• Problem statement: Across the entries below, the lines containing "name" should be counted and only their number returned.

• Data under study:

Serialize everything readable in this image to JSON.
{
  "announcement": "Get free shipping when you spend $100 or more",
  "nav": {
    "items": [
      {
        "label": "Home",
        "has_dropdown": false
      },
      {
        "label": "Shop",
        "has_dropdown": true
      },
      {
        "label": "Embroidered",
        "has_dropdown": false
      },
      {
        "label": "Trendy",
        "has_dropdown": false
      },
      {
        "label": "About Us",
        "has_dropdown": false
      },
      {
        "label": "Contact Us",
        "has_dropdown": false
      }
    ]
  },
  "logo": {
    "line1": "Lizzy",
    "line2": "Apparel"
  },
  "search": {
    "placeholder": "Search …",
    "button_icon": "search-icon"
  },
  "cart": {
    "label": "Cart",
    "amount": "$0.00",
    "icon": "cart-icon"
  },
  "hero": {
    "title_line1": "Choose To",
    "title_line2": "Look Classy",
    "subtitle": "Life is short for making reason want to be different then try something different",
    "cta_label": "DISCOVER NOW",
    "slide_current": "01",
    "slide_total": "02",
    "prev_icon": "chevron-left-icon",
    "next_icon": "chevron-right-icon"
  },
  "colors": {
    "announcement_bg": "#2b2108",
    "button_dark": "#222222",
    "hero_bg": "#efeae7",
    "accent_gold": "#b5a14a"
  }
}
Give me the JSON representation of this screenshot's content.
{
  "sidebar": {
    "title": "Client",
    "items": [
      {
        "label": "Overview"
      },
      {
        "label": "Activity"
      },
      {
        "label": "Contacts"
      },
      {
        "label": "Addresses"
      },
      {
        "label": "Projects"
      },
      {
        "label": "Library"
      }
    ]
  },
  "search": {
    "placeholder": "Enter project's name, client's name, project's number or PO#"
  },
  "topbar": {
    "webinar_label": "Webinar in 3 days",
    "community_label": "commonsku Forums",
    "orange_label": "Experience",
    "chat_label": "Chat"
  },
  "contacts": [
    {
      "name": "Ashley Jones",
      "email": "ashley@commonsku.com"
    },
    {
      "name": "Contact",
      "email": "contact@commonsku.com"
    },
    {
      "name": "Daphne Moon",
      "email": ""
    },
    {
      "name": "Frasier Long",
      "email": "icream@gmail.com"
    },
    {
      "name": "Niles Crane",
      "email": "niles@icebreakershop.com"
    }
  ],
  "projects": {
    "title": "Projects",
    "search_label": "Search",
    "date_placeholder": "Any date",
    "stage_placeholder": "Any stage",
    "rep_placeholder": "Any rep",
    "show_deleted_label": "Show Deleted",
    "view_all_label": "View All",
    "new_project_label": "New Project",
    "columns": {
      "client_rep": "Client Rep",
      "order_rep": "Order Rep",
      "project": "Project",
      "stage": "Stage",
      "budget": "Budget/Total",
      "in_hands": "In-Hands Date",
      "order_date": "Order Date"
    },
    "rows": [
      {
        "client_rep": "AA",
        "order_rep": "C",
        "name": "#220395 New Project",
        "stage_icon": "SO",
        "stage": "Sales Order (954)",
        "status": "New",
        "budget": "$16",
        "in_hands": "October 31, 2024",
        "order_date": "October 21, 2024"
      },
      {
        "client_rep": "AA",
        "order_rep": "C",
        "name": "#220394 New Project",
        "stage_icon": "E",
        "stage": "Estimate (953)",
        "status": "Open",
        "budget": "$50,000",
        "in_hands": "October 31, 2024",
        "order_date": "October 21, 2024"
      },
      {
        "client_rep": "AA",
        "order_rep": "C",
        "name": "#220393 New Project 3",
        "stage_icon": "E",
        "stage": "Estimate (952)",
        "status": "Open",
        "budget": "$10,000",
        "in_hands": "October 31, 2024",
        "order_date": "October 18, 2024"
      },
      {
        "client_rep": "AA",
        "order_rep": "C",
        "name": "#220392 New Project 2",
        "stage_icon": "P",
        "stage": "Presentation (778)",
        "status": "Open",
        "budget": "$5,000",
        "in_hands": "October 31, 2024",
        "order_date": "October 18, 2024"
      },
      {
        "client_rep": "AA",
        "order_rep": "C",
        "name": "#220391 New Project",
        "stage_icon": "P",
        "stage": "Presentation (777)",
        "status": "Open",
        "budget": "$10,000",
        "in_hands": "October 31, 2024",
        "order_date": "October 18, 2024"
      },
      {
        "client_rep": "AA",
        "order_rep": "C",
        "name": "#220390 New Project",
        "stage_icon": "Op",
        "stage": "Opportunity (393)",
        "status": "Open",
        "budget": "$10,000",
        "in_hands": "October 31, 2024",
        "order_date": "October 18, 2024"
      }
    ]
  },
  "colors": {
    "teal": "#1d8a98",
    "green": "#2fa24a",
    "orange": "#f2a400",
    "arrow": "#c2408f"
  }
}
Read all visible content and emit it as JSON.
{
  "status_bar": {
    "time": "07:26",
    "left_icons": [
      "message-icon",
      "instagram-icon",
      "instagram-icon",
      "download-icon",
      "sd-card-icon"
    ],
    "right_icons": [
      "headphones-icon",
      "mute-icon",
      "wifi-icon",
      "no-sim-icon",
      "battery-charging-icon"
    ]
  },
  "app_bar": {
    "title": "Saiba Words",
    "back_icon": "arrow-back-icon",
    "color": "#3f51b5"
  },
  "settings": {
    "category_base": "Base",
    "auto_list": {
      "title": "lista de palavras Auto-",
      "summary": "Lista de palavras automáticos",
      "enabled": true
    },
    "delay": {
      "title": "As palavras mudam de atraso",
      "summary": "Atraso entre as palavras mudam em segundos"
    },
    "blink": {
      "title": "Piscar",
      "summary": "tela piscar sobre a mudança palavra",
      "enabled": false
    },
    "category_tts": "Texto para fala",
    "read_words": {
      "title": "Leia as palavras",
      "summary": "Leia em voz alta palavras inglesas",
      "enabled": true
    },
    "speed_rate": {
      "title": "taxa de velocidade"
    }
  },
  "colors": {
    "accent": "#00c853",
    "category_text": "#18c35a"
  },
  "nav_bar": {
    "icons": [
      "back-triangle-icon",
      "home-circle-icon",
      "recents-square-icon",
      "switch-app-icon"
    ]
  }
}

• Result of this task: 12